The March 2019 battle of Baghouz, by the Syria-Iraq border, ended Islamic State control which once extended across swathes of both countries, including the cities of Raqqa and Mosul.
It also completed the group’s strategic shift from a force which had ruled over the daily lives of millions of people back to an insurgency launching attacks from the shadows.
Here is a summary of Islamic State’s status in Iraq and Syria.
LEADERSHIP AND STRUCTURE
After the killing of Islamic State founder Abu Bakr al-Baghdadi in October 2019, the group named his successor as Abu Ibrahim al-Hashemi al-Quraishi.
Beyond Quraishi, an Iraqi who was once held in U.S. custody, little is know of Islamic State’s leadership – partly because it now operates in a secretive structure of autonomous local cells, rather than the centralised administration of the “caliphate”.
Last year Iraq captured Sami Jasim, another Iraqi national who was a deputy to Baghdadi and a close aide to Quraishi, in northern Syria with Turkish help.
The U.S.-led coalition fighting Islamic State said in mid-2019, after the last stand in Baghouz, that the group retained 14,000 to 18,000 members, including 3,000 foreigners, though there have been other varied estimates.
Analysts say many local fighters may have slipped back into normal life, ready to re-emerge when the opportunity comes.
“This is an organisation that has retained a significant amount of manpower,” said Charles Lister of the Washington-based Middle East Institute. “In terms of kinetically operating cells, I imagine we are talking in the very low thousands in both countries together. But it’s virtually impossible to measure.”
Islamic State fighters attacked a jail holding militants in the northeastern Syrian city of Hasaka nearly two weeks ago, their biggest operation since the defeat of their caliphate.
Kurdish-led Syrian Democratic Forces who control the area said 40 of their troops, 77 prison guards and four civilians were killed, as well as 374 Islamic State attackers or detainees, in the attempted jail break.
Also in late January, IS fighters attacked an Iraqi army base in Diyala, northeast of Baghdad, killing 11 soldiers.
Meanwhile it has continued targeted assassinations, ambushes, suicide bombings and lesser noticed – but daily – attacks with improvised explosive devices.
The latest U.S. government report said Islamic State claimed 182 attacks in Iraq and 19 in Syria over a three-month period. While that was lower than previously, the report noted the group was still able to carry out lethal and complex operations.
“What we have seen in the last six to 12 months, on both sides of the Syrian and Iraq border, is that (IS) cells have been more willing to launch bolder raids,” Lister said.

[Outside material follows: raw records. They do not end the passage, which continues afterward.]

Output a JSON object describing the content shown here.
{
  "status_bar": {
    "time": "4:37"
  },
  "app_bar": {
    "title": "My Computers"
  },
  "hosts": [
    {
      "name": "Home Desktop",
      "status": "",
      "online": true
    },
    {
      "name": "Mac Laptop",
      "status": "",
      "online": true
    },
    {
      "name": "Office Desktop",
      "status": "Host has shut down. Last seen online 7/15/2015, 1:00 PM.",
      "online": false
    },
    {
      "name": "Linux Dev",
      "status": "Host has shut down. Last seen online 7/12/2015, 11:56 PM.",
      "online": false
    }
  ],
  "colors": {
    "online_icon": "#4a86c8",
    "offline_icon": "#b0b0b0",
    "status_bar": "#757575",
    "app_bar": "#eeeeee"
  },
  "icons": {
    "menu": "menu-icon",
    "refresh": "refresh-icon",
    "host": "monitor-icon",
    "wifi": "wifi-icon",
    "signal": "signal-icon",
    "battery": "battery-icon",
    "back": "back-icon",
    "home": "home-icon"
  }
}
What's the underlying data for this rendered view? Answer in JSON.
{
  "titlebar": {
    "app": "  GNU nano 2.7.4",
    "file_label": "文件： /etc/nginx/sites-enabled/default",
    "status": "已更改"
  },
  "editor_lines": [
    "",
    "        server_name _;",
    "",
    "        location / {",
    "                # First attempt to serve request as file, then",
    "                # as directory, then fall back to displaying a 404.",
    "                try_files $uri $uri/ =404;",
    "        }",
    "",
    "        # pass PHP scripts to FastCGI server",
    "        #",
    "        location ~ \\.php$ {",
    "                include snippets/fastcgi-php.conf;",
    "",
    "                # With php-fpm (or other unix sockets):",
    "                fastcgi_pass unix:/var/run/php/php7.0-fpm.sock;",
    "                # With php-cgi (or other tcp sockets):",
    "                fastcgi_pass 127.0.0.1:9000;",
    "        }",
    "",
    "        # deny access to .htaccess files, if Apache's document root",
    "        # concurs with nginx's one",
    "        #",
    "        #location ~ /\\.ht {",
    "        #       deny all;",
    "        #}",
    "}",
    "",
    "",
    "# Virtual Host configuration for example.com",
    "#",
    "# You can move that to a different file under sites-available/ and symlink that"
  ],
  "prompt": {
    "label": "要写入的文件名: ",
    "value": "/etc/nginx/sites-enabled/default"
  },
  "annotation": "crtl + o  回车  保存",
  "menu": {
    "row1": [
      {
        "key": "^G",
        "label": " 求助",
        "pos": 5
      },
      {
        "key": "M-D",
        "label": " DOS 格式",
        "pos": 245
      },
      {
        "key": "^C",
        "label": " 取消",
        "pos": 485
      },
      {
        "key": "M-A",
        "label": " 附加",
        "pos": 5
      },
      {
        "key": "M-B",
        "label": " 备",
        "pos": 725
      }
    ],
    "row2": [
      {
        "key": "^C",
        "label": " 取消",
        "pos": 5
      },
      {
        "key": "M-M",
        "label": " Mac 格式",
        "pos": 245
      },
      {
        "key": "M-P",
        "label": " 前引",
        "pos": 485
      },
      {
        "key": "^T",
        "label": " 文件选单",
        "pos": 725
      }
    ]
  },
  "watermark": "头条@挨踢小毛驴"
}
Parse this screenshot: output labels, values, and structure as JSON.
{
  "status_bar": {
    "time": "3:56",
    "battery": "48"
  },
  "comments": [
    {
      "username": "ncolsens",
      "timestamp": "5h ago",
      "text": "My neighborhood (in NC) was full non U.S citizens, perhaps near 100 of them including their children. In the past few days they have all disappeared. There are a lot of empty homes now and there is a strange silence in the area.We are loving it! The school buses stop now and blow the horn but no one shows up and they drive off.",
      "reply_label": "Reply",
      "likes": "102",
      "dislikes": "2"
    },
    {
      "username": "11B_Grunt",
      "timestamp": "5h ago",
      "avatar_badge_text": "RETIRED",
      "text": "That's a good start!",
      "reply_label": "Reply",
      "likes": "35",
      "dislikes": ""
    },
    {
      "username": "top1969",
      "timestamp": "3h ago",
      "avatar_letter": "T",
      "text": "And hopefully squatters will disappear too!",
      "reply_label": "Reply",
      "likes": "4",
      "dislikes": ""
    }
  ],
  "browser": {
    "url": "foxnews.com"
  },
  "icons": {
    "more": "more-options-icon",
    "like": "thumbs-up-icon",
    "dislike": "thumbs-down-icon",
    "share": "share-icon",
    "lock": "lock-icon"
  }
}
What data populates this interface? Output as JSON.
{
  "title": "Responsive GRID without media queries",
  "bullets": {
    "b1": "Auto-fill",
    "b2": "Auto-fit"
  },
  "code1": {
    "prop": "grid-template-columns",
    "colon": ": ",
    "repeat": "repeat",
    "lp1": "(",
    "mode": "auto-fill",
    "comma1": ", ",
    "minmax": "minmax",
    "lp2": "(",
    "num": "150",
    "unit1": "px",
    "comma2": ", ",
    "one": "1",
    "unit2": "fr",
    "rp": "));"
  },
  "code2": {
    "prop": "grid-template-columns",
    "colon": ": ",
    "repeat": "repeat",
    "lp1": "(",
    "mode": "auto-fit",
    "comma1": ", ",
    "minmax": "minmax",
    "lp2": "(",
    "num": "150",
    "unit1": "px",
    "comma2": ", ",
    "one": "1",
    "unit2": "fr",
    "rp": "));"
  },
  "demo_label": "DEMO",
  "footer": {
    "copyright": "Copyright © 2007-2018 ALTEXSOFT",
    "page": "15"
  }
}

Syria’s 11-year civil war and Iraq’s turbulence since the 2003 U.S.-led invasion have provided fertile ground for Islamic State to embed in populations alienated by political corruption, violence, insecurity and ethnic or religious divisions.
In Iraq, the hinterlands between central government control and the Kurdish regional government in the north offer opportunities for the group to evade capture.
Areas of Syria’s eastern desert outside government control also provide a haven for Islamic State, while Syrian Kurdish-led forces that rule northeast Syria are ill-equipped for a counter-insurgency role needed to keep the group from regrouping.
Islamic State’s past may offer clues to it future plans.
Its predecessor, Islamic State in Iraq, was largely crushed in 2007-9 when the United States reinforced troops and allied them with local fighters to put down that insurgency.
The group went underground, playing a long game until growing disenchantment among Iraq’s Sunni Muslim population at the Shi’ite-led government in Baghdad, combined with the conflict in neighboring Syria, offered fresh opportunity.
In 2012 and 2013, in a series of operations similar to this month’s Hasaka attack, Islamic State targeted prisons in western and southern Iraq and released hundreds of detainees including prominent militants.
At the same time, using intimidation, extortion and theft they gained resources and power over local populations – preparing them for the moment in 2014 when they seized control of the city of Mosul and a large part of northern Iraq.